Josepha Friess (1824-1892) entered the congregation in Neunburg vorm Wald in 1840. Two years later, she was received into the novitiate and given the name Mary Caroline. Her leadership potential, her great love for children, and her many other extraordinary gifts were immediately recognized by Blessed Theresa, and she was entrusted with difficult teaching positions in Bavaria until her departure for America in 1847.
Before Blessed Theresa departed from New York for Europe in 1848, she placed Sister Mary Caroline Friess in charge of the schools in America. Two years later, Blessed Theresa appointed Sister Caroline as “General Vicar of the Order of the German School Sisters in North America.” Mother Caroline was 26 years old. Although the name of her position changed, Mother Caroline continued to direct and guide the congregation in North America until her death on July 22, 1892.

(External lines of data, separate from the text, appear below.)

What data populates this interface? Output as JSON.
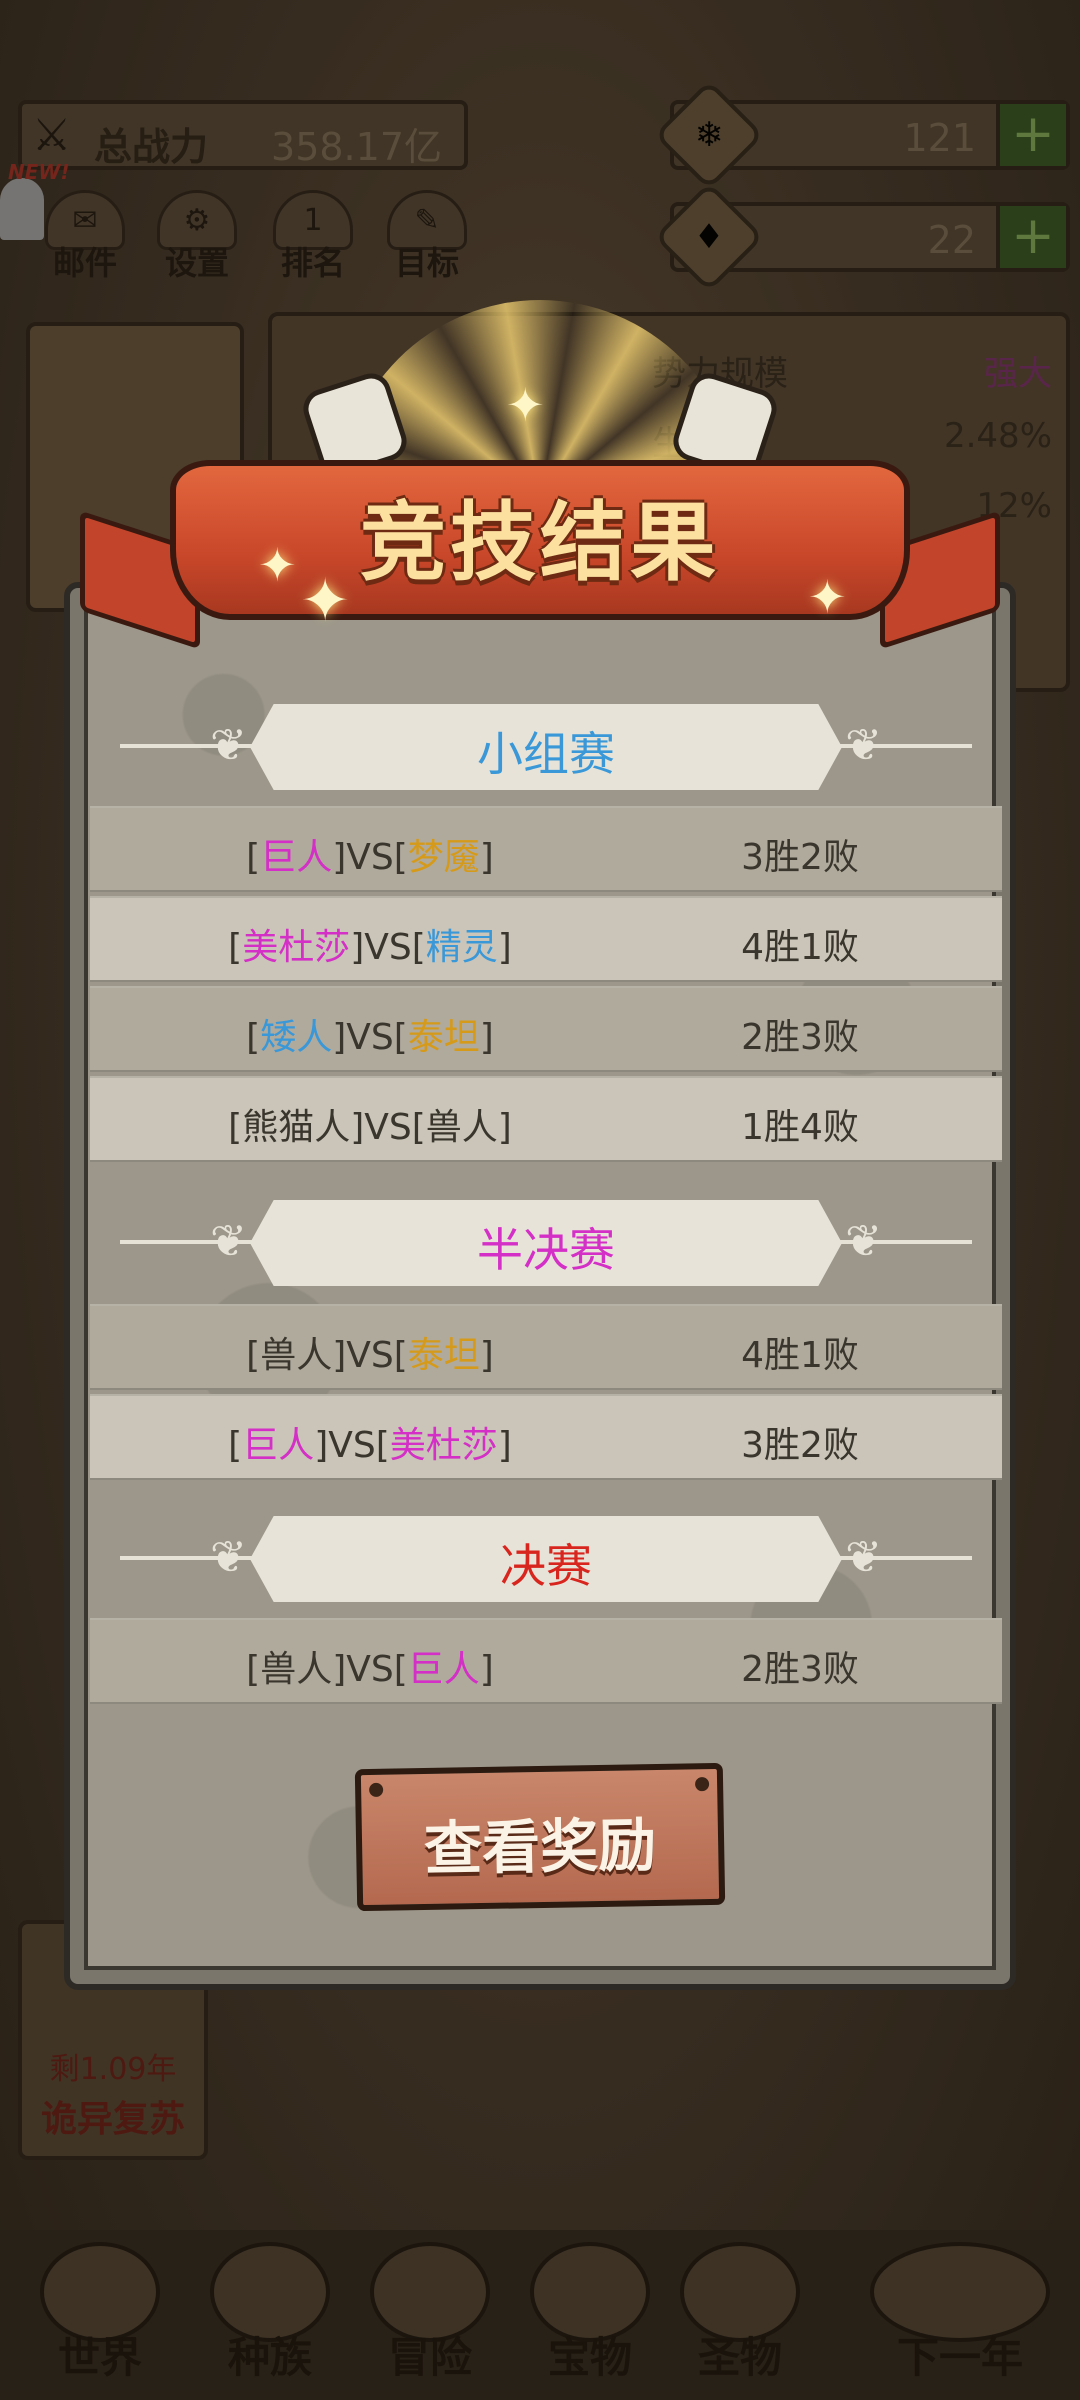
{
  "background": {
    "power_label": "总战力",
    "power_value": "358.17亿",
    "resources": [
      {
        "icon": "snowflake-gem-icon",
        "value": "121"
      },
      {
        "icon": "purple-gem-icon",
        "value": "22"
      }
    ],
    "new_badge": "NEW!",
    "menu": [
      {
        "label": "邮件",
        "icon": "mail-icon"
      },
      {
        "label": "设置",
        "icon": "gear-icon"
      },
      {
        "label": "排名",
        "icon": "ranking-icon"
      },
      {
        "label": "目标",
        "icon": "target-icon"
      }
    ],
    "stats": [
      {
        "label": "势力规模",
        "value": "强大"
      },
      {
        "label": "生率",
        "value": "2.48%"
      },
      {
        "label": "",
        "value": "12%"
      }
    ],
    "event": {
      "remaining": "剩1.09年",
      "name": "诡异复苏"
    },
    "nav": [
      "世界",
      "种族",
      "冒险",
      "宝物",
      "圣物",
      "下一年"
    ]
  },
  "modal": {
    "title": "竞技结果",
    "sections": [
      {
        "title": "小组赛",
        "color": "#3a98d8",
        "matches": [
          {
            "a": "巨人",
            "a_color": "#d42fc6",
            "b": "梦魇",
            "b_color": "#d69a1a",
            "result": "3胜2败"
          },
          {
            "a": "美杜莎",
            "a_color": "#d42fc6",
            "b": "精灵",
            "b_color": "#3a98d8",
            "result": "4胜1败"
          },
          {
            "a": "矮人",
            "a_color": "#3a98d8",
            "b": "泰坦",
            "b_color": "#d69a1a",
            "result": "2胜3败"
          },
          {
            "a": "熊猫人",
            "a_color": "#3a352d",
            "b": "兽人",
            "b_color": "#3a352d",
            "result": "1胜4败"
          }
        ]
      },
      {
        "title": "半决赛",
        "color": "#d42fc6",
        "matches": [
          {
            "a": "兽人",
            "a_color": "#3a352d",
            "b": "泰坦",
            "b_color": "#d69a1a",
            "result": "4胜1败"
          },
          {
            "a": "巨人",
            "a_color": "#d42fc6",
            "b": "美杜莎",
            "b_color": "#d42fc6",
            "result": "3胜2败"
          }
        ]
      },
      {
        "title": "决赛",
        "color": "#d8261e",
        "matches": [
          {
            "a": "兽人",
            "a_color": "#3a352d",
            "b": "巨人",
            "b_color": "#d42fc6",
            "result": "2胜3败"
          }
        ]
      }
    ],
    "vs": "VS",
    "reward_button": "查看奖励"
  }
}
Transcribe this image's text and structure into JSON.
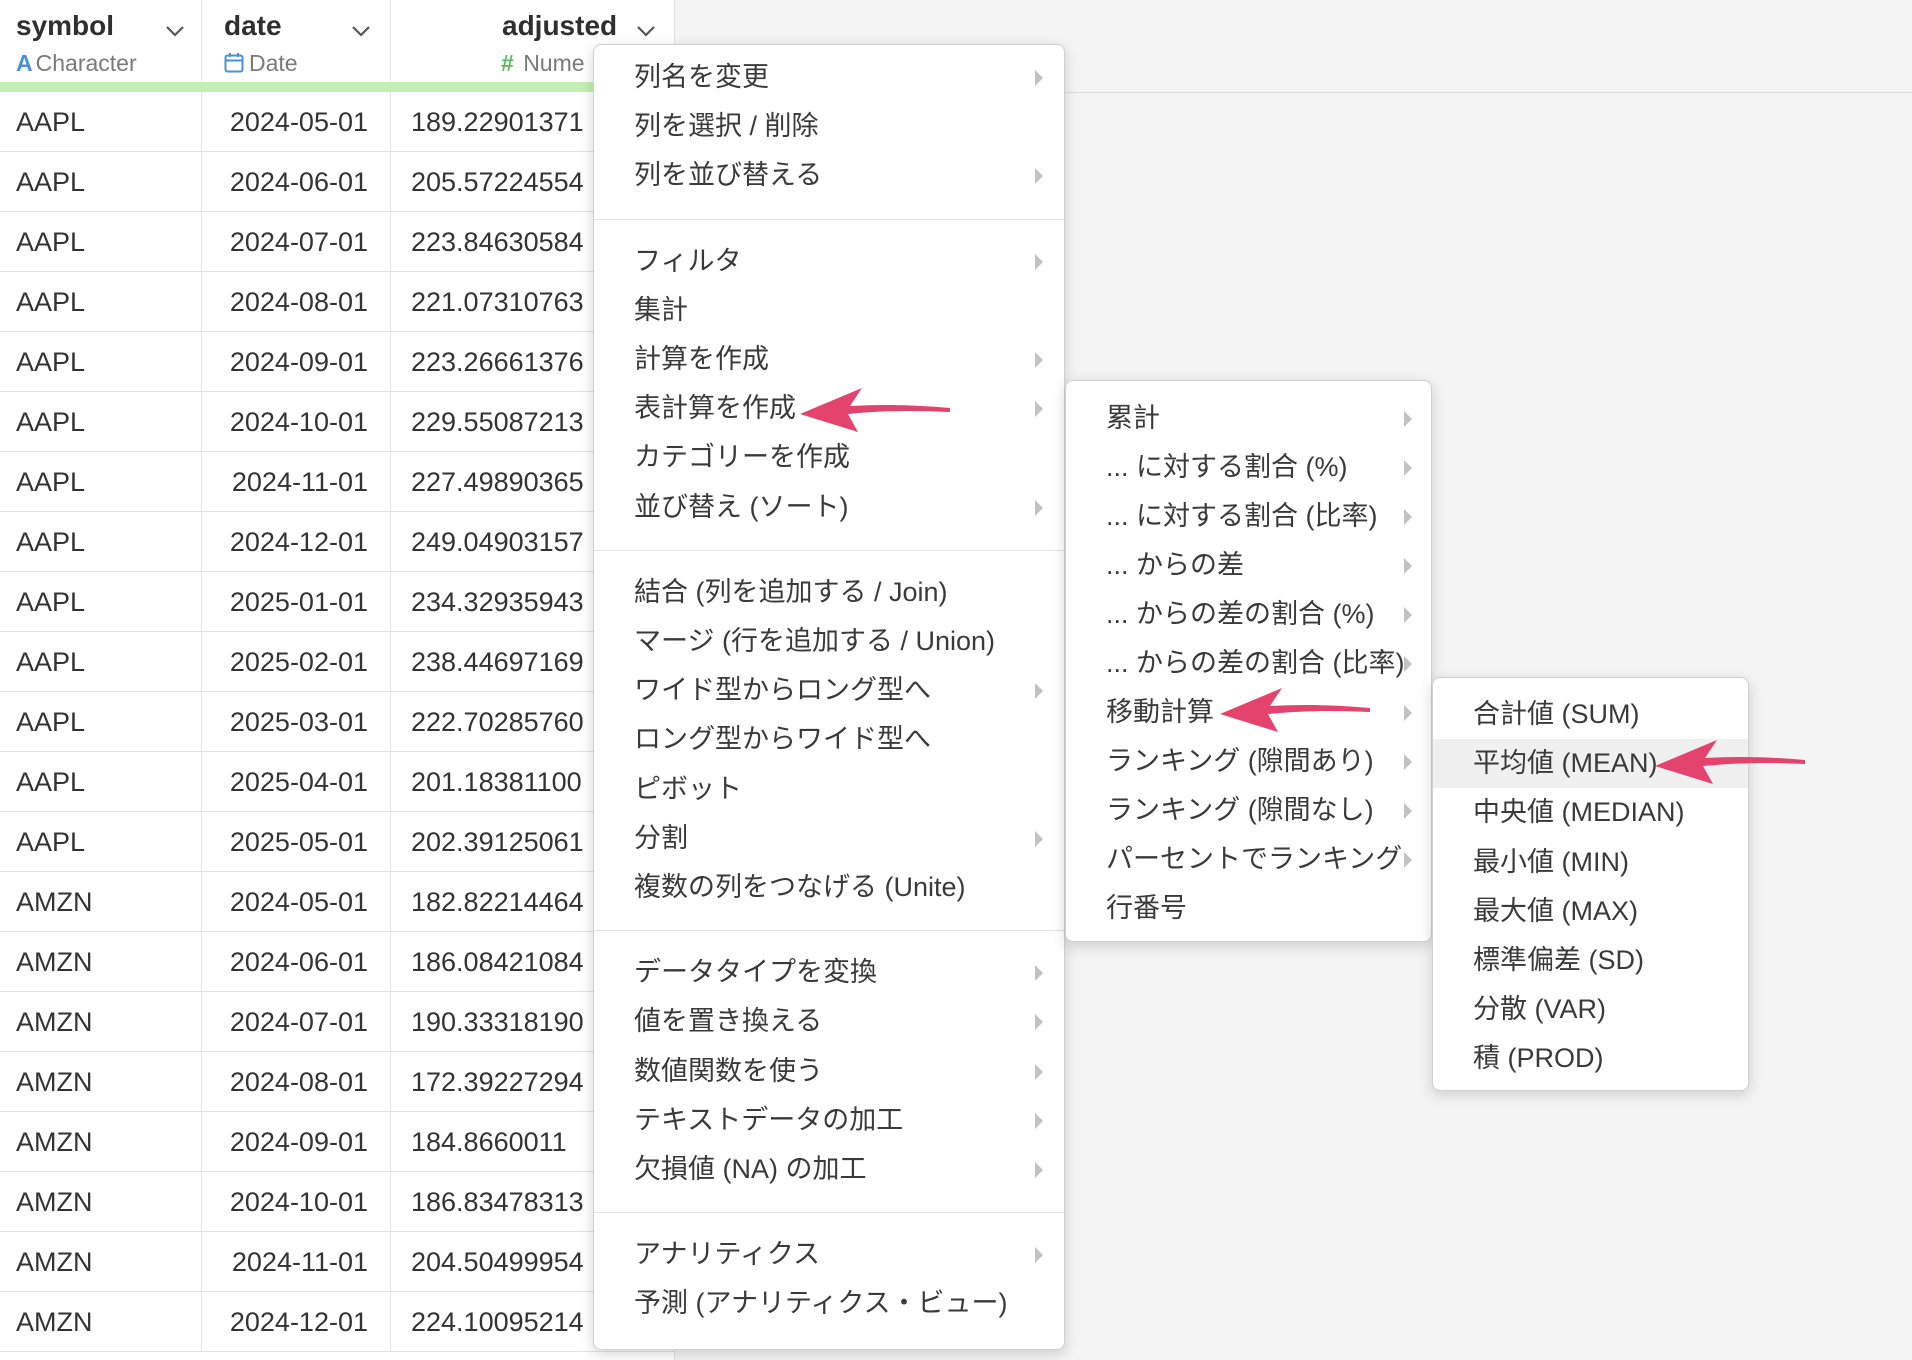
{
  "columns": [
    {
      "name": "symbol",
      "type_icon": "A",
      "type_label": "Character"
    },
    {
      "name": "date",
      "type_icon": "calendar-icon",
      "type_label": "Date"
    },
    {
      "name": "adjusted",
      "type_icon": "#",
      "type_label": "Nume"
    }
  ],
  "rows": [
    {
      "symbol": "AAPL",
      "date": "2024-05-01",
      "adjusted": "189.22901371"
    },
    {
      "symbol": "AAPL",
      "date": "2024-06-01",
      "adjusted": "205.57224554"
    },
    {
      "symbol": "AAPL",
      "date": "2024-07-01",
      "adjusted": "223.84630584"
    },
    {
      "symbol": "AAPL",
      "date": "2024-08-01",
      "adjusted": "221.07310763"
    },
    {
      "symbol": "AAPL",
      "date": "2024-09-01",
      "adjusted": "223.26661376"
    },
    {
      "symbol": "AAPL",
      "date": "2024-10-01",
      "adjusted": "229.55087213"
    },
    {
      "symbol": "AAPL",
      "date": "2024-11-01",
      "adjusted": "227.49890365"
    },
    {
      "symbol": "AAPL",
      "date": "2024-12-01",
      "adjusted": "249.04903157"
    },
    {
      "symbol": "AAPL",
      "date": "2025-01-01",
      "adjusted": "234.32935943"
    },
    {
      "symbol": "AAPL",
      "date": "2025-02-01",
      "adjusted": "238.44697169"
    },
    {
      "symbol": "AAPL",
      "date": "2025-03-01",
      "adjusted": "222.70285760"
    },
    {
      "symbol": "AAPL",
      "date": "2025-04-01",
      "adjusted": "201.18381100"
    },
    {
      "symbol": "AAPL",
      "date": "2025-05-01",
      "adjusted": "202.39125061"
    },
    {
      "symbol": "AMZN",
      "date": "2024-05-01",
      "adjusted": "182.82214464"
    },
    {
      "symbol": "AMZN",
      "date": "2024-06-01",
      "adjusted": "186.08421084"
    },
    {
      "symbol": "AMZN",
      "date": "2024-07-01",
      "adjusted": "190.33318190"
    },
    {
      "symbol": "AMZN",
      "date": "2024-08-01",
      "adjusted": "172.39227294"
    },
    {
      "symbol": "AMZN",
      "date": "2024-09-01",
      "adjusted": "184.8660011"
    },
    {
      "symbol": "AMZN",
      "date": "2024-10-01",
      "adjusted": "186.83478313"
    },
    {
      "symbol": "AMZN",
      "date": "2024-11-01",
      "adjusted": "204.50499954"
    },
    {
      "symbol": "AMZN",
      "date": "2024-12-01",
      "adjusted": "224.10095214"
    }
  ],
  "main_menu": {
    "groups": [
      [
        {
          "label": "列名を変更",
          "submenu": true
        },
        {
          "label": "列を選択 / 削除",
          "submenu": false
        },
        {
          "label": "列を並び替える",
          "submenu": true
        }
      ],
      [
        {
          "label": "フィルタ",
          "submenu": true
        },
        {
          "label": "集計",
          "submenu": false
        },
        {
          "label": "計算を作成",
          "submenu": true
        },
        {
          "label": "表計算を作成",
          "submenu": true
        },
        {
          "label": "カテゴリーを作成",
          "submenu": false
        },
        {
          "label": "並び替え (ソート)",
          "submenu": true
        }
      ],
      [
        {
          "label": "結合 (列を追加する / Join)",
          "submenu": false
        },
        {
          "label": "マージ (行を追加する / Union)",
          "submenu": false
        },
        {
          "label": "ワイド型からロング型へ",
          "submenu": true
        },
        {
          "label": "ロング型からワイド型へ",
          "submenu": false
        },
        {
          "label": "ピボット",
          "submenu": false
        },
        {
          "label": "分割",
          "submenu": true
        },
        {
          "label": "複数の列をつなげる (Unite)",
          "submenu": false
        }
      ],
      [
        {
          "label": "データタイプを変換",
          "submenu": true
        },
        {
          "label": "値を置き換える",
          "submenu": true
        },
        {
          "label": "数値関数を使う",
          "submenu": true
        },
        {
          "label": "テキストデータの加工",
          "submenu": true
        },
        {
          "label": "欠損値 (NA) の加工",
          "submenu": true
        }
      ],
      [
        {
          "label": "アナリティクス",
          "submenu": true
        },
        {
          "label": "予測 (アナリティクス・ビュー)",
          "submenu": false
        }
      ]
    ]
  },
  "table_calc_menu": {
    "items": [
      {
        "label": "累計",
        "submenu": true
      },
      {
        "label": "... に対する割合 (%)",
        "submenu": true
      },
      {
        "label": "... に対する割合 (比率)",
        "submenu": true
      },
      {
        "label": "... からの差",
        "submenu": true
      },
      {
        "label": "... からの差の割合 (%)",
        "submenu": true
      },
      {
        "label": "... からの差の割合 (比率)",
        "submenu": true
      },
      {
        "label": "移動計算",
        "submenu": true
      },
      {
        "label": "ランキング (隙間あり)",
        "submenu": true
      },
      {
        "label": "ランキング (隙間なし)",
        "submenu": true
      },
      {
        "label": "パーセントでランキング",
        "submenu": true
      },
      {
        "label": "行番号",
        "submenu": false
      }
    ]
  },
  "moving_calc_menu": {
    "items": [
      {
        "label": "合計値 (SUM)"
      },
      {
        "label": "平均値 (MEAN)"
      },
      {
        "label": "中央値 (MEDIAN)"
      },
      {
        "label": "最小値 (MIN)"
      },
      {
        "label": "最大値 (MAX)"
      },
      {
        "label": "標準偏差 (SD)"
      },
      {
        "label": "分散 (VAR)"
      },
      {
        "label": "積 (PROD)"
      }
    ],
    "highlighted": "平均値 (MEAN)"
  },
  "colors": {
    "pointer": "#e4436e",
    "character_icon": "#4a90d9",
    "date_icon": "#4a90d9",
    "numeric_icon": "#5cb85c",
    "header_green": "#c5efb2"
  }
}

Mother Caroline’s first task was to establish a motherhouse in Milwaukee. Here she admitted and prepared thousands of young women for their life of dedication to God as religious educators in an area of the world that was vastly different from her European homeland. Immigrants, especially Catholic immigrants, were not always welcomed to this new land and poverty was often their lot. Church leaders struggled with the difficulty of ministering to an increasingly diverse membership in a rapidly growing church. At the same time, the United States was deeply divided over the issue of slavery.
In response to these needs in the New World, School Sisters of Notre Dame staffed hundreds of schools and cared for many children in orphanages and homes for children in the United States and later in Canada. Every child was welcome, but poor children, boys and girls, were especially welcome. A child’s country of origin, religious beliefs, or race made no difference.